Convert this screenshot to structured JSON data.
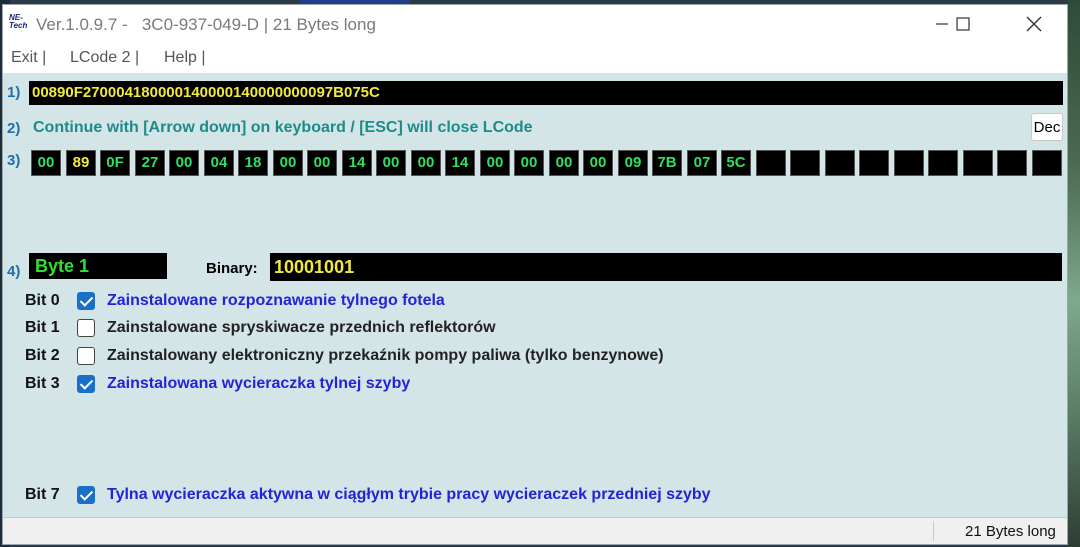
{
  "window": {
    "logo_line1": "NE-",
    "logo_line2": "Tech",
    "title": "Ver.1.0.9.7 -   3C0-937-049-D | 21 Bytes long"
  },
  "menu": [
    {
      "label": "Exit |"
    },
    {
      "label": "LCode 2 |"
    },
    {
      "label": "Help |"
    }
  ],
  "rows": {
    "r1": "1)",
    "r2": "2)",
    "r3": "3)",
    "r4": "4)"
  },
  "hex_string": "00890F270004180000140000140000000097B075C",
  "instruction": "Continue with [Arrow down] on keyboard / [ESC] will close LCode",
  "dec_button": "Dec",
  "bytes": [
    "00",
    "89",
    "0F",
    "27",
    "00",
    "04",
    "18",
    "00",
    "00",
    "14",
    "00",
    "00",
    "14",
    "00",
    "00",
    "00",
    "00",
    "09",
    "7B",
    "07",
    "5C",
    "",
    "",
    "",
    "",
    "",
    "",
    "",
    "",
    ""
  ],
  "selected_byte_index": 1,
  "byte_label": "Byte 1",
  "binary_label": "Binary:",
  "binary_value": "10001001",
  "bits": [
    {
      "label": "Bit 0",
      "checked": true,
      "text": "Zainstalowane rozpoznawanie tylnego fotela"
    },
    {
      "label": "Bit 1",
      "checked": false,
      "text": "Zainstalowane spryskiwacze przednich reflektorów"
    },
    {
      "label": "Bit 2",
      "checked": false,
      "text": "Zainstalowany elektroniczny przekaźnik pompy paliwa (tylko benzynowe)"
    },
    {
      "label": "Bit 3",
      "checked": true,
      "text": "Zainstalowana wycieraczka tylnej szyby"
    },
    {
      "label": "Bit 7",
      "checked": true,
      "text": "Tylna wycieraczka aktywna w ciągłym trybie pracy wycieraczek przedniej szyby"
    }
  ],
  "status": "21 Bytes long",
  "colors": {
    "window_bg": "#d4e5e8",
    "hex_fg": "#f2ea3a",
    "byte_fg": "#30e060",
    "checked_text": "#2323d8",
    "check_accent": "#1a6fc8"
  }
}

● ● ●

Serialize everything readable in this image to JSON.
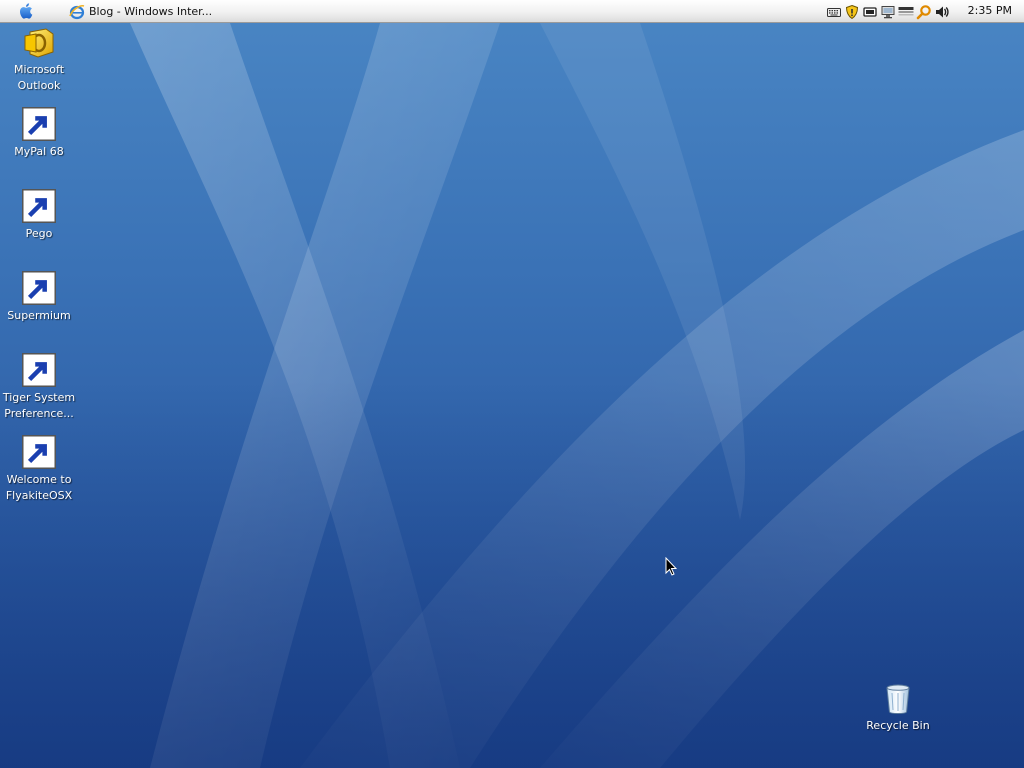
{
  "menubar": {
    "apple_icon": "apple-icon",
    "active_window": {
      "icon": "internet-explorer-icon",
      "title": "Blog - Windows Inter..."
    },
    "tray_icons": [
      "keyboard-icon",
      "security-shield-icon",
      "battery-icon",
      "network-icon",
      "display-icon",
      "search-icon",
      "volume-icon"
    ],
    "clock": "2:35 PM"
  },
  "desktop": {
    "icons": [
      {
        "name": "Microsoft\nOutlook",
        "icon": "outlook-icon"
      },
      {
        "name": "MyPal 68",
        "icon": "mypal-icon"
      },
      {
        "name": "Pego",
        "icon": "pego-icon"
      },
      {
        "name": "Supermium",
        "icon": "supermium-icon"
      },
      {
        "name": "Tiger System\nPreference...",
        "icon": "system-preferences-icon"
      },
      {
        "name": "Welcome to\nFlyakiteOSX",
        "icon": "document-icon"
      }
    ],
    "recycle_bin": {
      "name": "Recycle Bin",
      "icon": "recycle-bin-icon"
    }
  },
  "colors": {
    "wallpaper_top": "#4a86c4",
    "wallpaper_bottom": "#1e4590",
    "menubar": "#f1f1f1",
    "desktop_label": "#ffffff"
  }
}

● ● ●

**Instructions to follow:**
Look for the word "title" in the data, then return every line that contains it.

**Result of this exercise:**
    "title": "Ver.1.0.9.7 -   3C0-937-049-D | 21 Bytes long"
      "title": "Blog - Windows Inter..."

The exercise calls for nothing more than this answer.